This Hague Choice of Court Convention, which is often called the “litigation” counterpart of the New York Convention, contains a similar provision to that of the New York Convention (art II(3); see also the UNCITRAL Model Law (art 8(1)) – in terms of  article 5(1): “The court or courts of a Contracting State designated in an exclusive choice of court agreement shall have jurisdiction to decide a dispute to which the agreement applies, unless the agreement is null and void under the law of that State.”

In the light of the strong stance on party autonomy adopted by South Africa in the 2017 Act, accession to the Choice of Court Convention must now be a priority. It will force South African private international law to define and develop its theory and practice in respect of choice of court agreements, exclusive as well as optional in order to distinguish between the two, and to identify other types of choice of court agreements further down the line.

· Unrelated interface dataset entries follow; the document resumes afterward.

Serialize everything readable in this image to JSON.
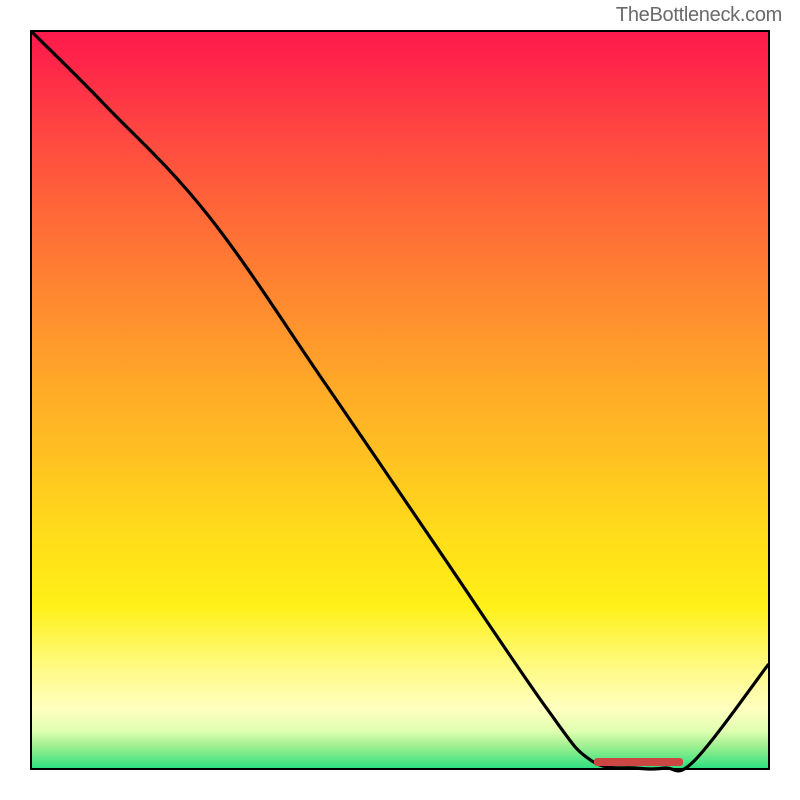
{
  "watermark": "TheBottleneck.com",
  "chart_data": {
    "type": "line",
    "title": "",
    "xlabel": "",
    "ylabel": "",
    "xlim": [
      0,
      100
    ],
    "ylim": [
      0,
      100
    ],
    "series": [
      {
        "name": "curve",
        "x": [
          0,
          10,
          24,
          40,
          55,
          70,
          76,
          82,
          86,
          90,
          100
        ],
        "values": [
          100,
          90,
          75,
          52,
          30,
          8,
          1,
          0,
          0,
          1,
          14
        ]
      }
    ],
    "marker": {
      "x_start": 76,
      "x_end": 88,
      "y": 0
    },
    "gradient_colors": {
      "top": "#ff1a4d",
      "mid_upper": "#ff8830",
      "mid": "#ffe018",
      "mid_lower": "#fffa80",
      "bottom": "#30e080"
    }
  }
}
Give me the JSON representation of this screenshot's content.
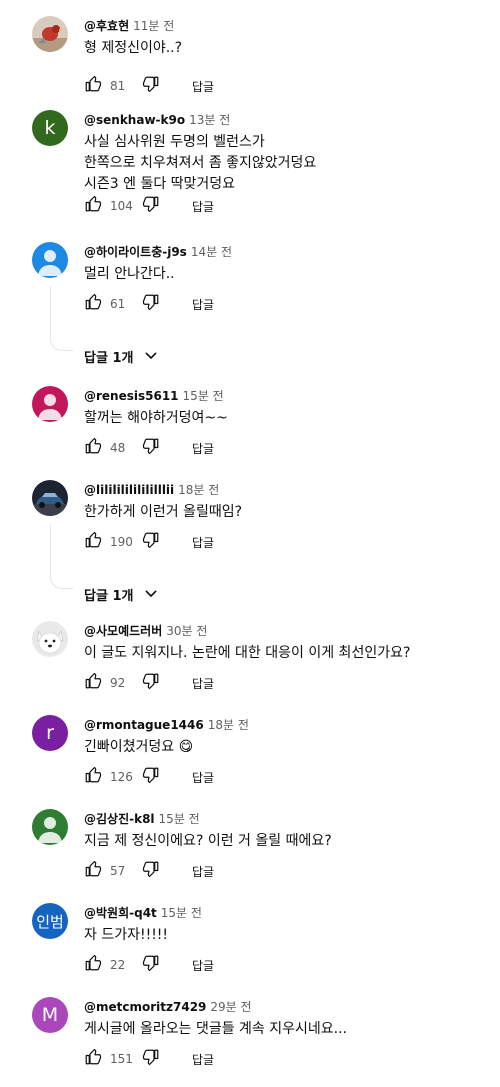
{
  "comments": [
    {
      "author": "@후효현",
      "time": "11분 전",
      "lines": [
        "형 제정신이야..?"
      ],
      "likes": "81",
      "reply_label": "답글",
      "avatar": {
        "type": "photo-bird"
      }
    },
    {
      "author": "@senkhaw-k9o",
      "time": "13분 전",
      "lines": [
        "사실 심사위원 두명의 벨런스가",
        "한쪽으로 치우쳐져서 좀 좋지않았거덩요",
        "시즌3 엔 둘다 딱맞거덩요"
      ],
      "likes": "104",
      "reply_label": "답글",
      "avatar": {
        "type": "letter",
        "letter": "k",
        "color": "#33691e"
      }
    },
    {
      "author": "@하이라이트충-j9s",
      "time": "14분 전",
      "lines": [
        "멀리 안나간다.."
      ],
      "likes": "61",
      "reply_label": "답글",
      "avatar": {
        "type": "person",
        "color": "#1e88e5"
      },
      "replies_label": "답글 1개"
    },
    {
      "author": "@renesis5611",
      "time": "15분 전",
      "lines": [
        "할꺼는 해야하거덩여~~"
      ],
      "likes": "48",
      "reply_label": "답글",
      "avatar": {
        "type": "person",
        "color": "#c2185b"
      }
    },
    {
      "author": "@lilililililililllii",
      "time": "18분 전",
      "lines": [
        "한가하게 이런거 올릴때임?"
      ],
      "likes": "190",
      "reply_label": "답글",
      "avatar": {
        "type": "photo-car"
      },
      "replies_label": "답글 1개"
    },
    {
      "author": "@사모예드러버",
      "time": "30분 전",
      "lines": [
        "이 글도 지워지나. 논란에 대한 대응이 이게 최선인가요?"
      ],
      "likes": "92",
      "reply_label": "답글",
      "avatar": {
        "type": "photo-dog"
      }
    },
    {
      "author": "@rmontague1446",
      "time": "18분 전",
      "lines": [
        "긴빠이쳤거덩요 😋"
      ],
      "likes": "126",
      "reply_label": "답글",
      "avatar": {
        "type": "letter",
        "letter": "r",
        "color": "#7b1fa2"
      }
    },
    {
      "author": "@김상진-k8l",
      "time": "15분 전",
      "lines": [
        "지금 제 정신이에요? 이런 거 올릴 때에요?"
      ],
      "likes": "57",
      "reply_label": "답글",
      "avatar": {
        "type": "person",
        "color": "#2e7d32"
      }
    },
    {
      "author": "@박원희-q4t",
      "time": "15분 전",
      "lines": [
        "자 드가자!!!!!"
      ],
      "likes": "22",
      "reply_label": "답글",
      "avatar": {
        "type": "text",
        "text": "인범",
        "color": "#1565c0"
      }
    },
    {
      "author": "@metcmoritz7429",
      "time": "29분 전",
      "lines": [
        "게시글에 올라오는 댓글들 계속 지우시네요..."
      ],
      "likes": "151",
      "reply_label": "답글",
      "avatar": {
        "type": "letter",
        "letter": "M",
        "color": "#ab47bc"
      }
    }
  ]
}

South Africa now has an international arbitration regime that represents best practice internationally. However, there is a serious need to develop a proper jurisprudential framework for choice of court agreements. The challenge is to create a viable litigation counterpart to international arbitration agreements. It should be possible for parties to not only choose South Africa as a neutral arbitration venue, it should also be possible for them to choose South Africa as a neutral litigation forum.